On the evening of March 8, 1987, Bernice Martin was raped and murdered in her apartment in Manchester, Conn.
More than five years later, her granddaughter’s husband, Richard Lapointe, was convicted of the crime and sentenced to life imprisonment without possibility of release. Now, the courts are questioning the confessions that have kept Lapointe behind bars for the past two decades.
The Connecticut State Appellate Court announced its decision to retry the case on Monday, more than 20 years after Lapointe, who is mentally impaired, was initially arrested in 1989. The court decision cited the prosecution’s failure to present a crucial piece of evidence as grounds for his retrial. As a result, the new trial will determine the validity of Lapointe’s initial conviction. Lapointe’s attorney, Paul Casteleiro, said he is optimistic Lapointe will be found innocent.
On the night of July 4, 1989, police investigators asked Lapointe to come to the station for questioning. He complied, believing he would be home in time to watch the fireworks with his wife and young son, said Robert Perske, an expert on mentally impaired people moving through the justice system who has worked with the Lapointe case for 20 years. But investigators held Lapointe for nine-and-a-half hours, during which he confessed on three separate occasions to a crime he said he did not remember committing.
On the wall, Perske said, police had posted a chart listing types of evidence, including “fingerprints,” “DNA” and “pubic hair,” each with a large red checkmark. Throughout the night, police repeatedly referenced this chart, which was fake, hoping it would spur Lapointe to confess, Perske said.
But Lapointe suffers from Dandy Walker Syndrome, Perske said, a mental disability that causes the brain to fill with fluid. In Lapointe’s case, this has prevented him from learning to read or write.
Psychology professor Kristi Lockhart said that 25 percent of all wrongful convictions involve false confessions, adding that young and mentally impaired suspects are particularly prone to giving false confessions in circumstances similar to those surrounding Lapointe’s interrogation.
According to Perske, Lapointe told investigators “if you said I killed her then I did, but I don’t remember being there” at one point in the night. Perske, along with a team of 25 supporters, known simply as the Friends of Richard Lapointe, said his case is a breakthrough for all mentally disabled suspects who have been wrongfully imprisoned.
“We really hope that future prosecutors, judges [and] defense attorneys … get more informed about the human beings that are involved in this game, so that they can not just look at how you can trick somebody into solving or getting these cases solved, but actually looking at whether justice has been done,” said George Ducharme, a member of the Friends.
Over the past 20 years, the Friends of Richard Lapointe have been visiting the prison and working to overturn the conviction that they say was wrongfully issued.

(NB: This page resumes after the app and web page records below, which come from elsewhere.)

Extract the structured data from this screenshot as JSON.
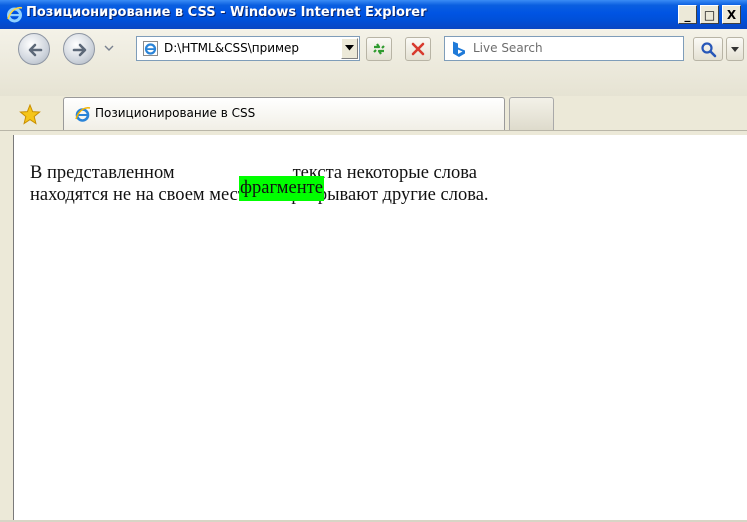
{
  "window": {
    "title": "Позиционирование в CSS - Windows Internet Explorer",
    "minimize_label": "_",
    "maximize_label": "□",
    "close_label": "X"
  },
  "navbar": {
    "address_value": "D:\\HTML&CSS\\пример",
    "search_placeholder": "Live Search"
  },
  "tabs": [
    {
      "label": "Позиционирование в CSS",
      "active": true
    },
    {
      "label": "",
      "active": false
    }
  ],
  "page": {
    "line1_before": "В представленном",
    "line1_after": "текста некоторые слова",
    "line2": "находятся не на своем месте и перекрывают другие слова.",
    "positioned_word": "фрагменте",
    "positioned_word_bg": "#00ff00"
  },
  "colors": {
    "titlebar": "#0054e3",
    "chrome": "#ece9d8"
  },
  "icons": [
    "ie-icon",
    "back-arrow-icon",
    "forward-arrow-icon",
    "refresh-icon",
    "stop-icon",
    "bing-icon",
    "search-magnifier-icon",
    "favorites-star-icon"
  ]
}
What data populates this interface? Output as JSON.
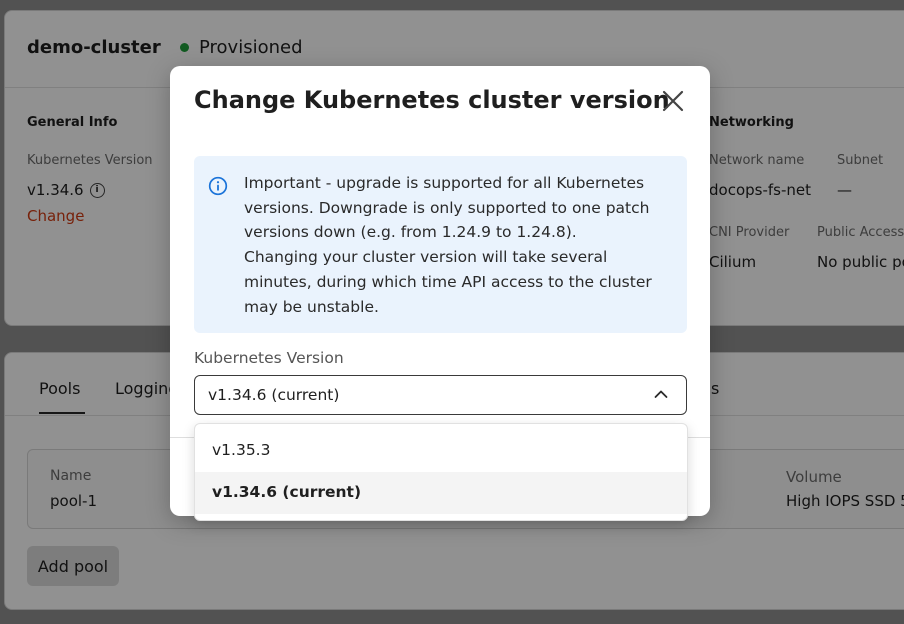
{
  "cluster": {
    "name": "demo-cluster",
    "status": "Provisioned",
    "status_color": "#1e9e3a"
  },
  "general_info": {
    "title": "General Info",
    "k8s_version_label": "Kubernetes Version",
    "k8s_version_value": "v1.34.6",
    "change_link": "Change"
  },
  "networking": {
    "title": "Networking",
    "network_name_label": "Network name",
    "network_name_value": "docops-fs-net",
    "subnet_label": "Subnet",
    "subnet_value": "—",
    "cni_label": "CNI Provider",
    "cni_value": "Cilium",
    "public_access_label": "Public Access",
    "public_access_value": "No public po"
  },
  "tabs": [
    {
      "label": "Pools",
      "active": true
    },
    {
      "label": "Logging",
      "active": false
    },
    {
      "label": "s",
      "active": false
    }
  ],
  "pools": {
    "row": {
      "name_label": "Name",
      "name_value": "pool-1",
      "volume_label": "Volume",
      "volume_value": "High IOPS SSD 5"
    },
    "add_button": "Add pool"
  },
  "modal": {
    "title": "Change Kubernetes cluster version",
    "info_lines": [
      "Important - upgrade is supported for all Kubernetes versions. Downgrade is only supported to one patch versions down (e.g. from 1.24.9 to 1.24.8).",
      "Changing your cluster version will take several minutes, during which time API access to the cluster may be unstable."
    ],
    "field_label": "Kubernetes Version",
    "selected_value": "v1.34.6 (current)",
    "options": [
      "v1.35.3",
      "v1.34.6 (current)"
    ],
    "info_bg": "#eaf3fd",
    "accent": "#1a73d9"
  }
}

After Lapointe was sentenced, he lost contact with his family, and the Friends became his only visitors. They describe Lapointe as a jokester who prides himself on his puns but said he has grown more pessimistic in recent years.
“He told me that he was starting to lose hope and began to believe he would leave prison in a body bag, instead of leaving as a free man,” Anne Treimanis, webmaster of the Friends website, wrote in a Thursday email. “Waiting 20 years to be exonerated for a crime he did not commit is a very long time to wait.”
Lapointe’s attorney said that the state of Connecticut can either send the case to the state Supreme Court, which would decide if it wishes to review the case, or can do nothing, in which case a fresh trial will be held. Mark Dupuis, a spokesman for the chief state’s attorney’s office, said that his office is still reviewing the court’s decision and has not yet determined what its next action will be. But Casteleiro said recent events suggest the state is likely to do nothing, sending the case back to the original trial court, and he is optimistic that Lapointe will be found innocent.
More than 2,000 people have been wrongfully convicted of crimes in the United States during the past 23 years, according to the University of Michigan Law School and Northwestern University’s Center on Wrongful Convictions.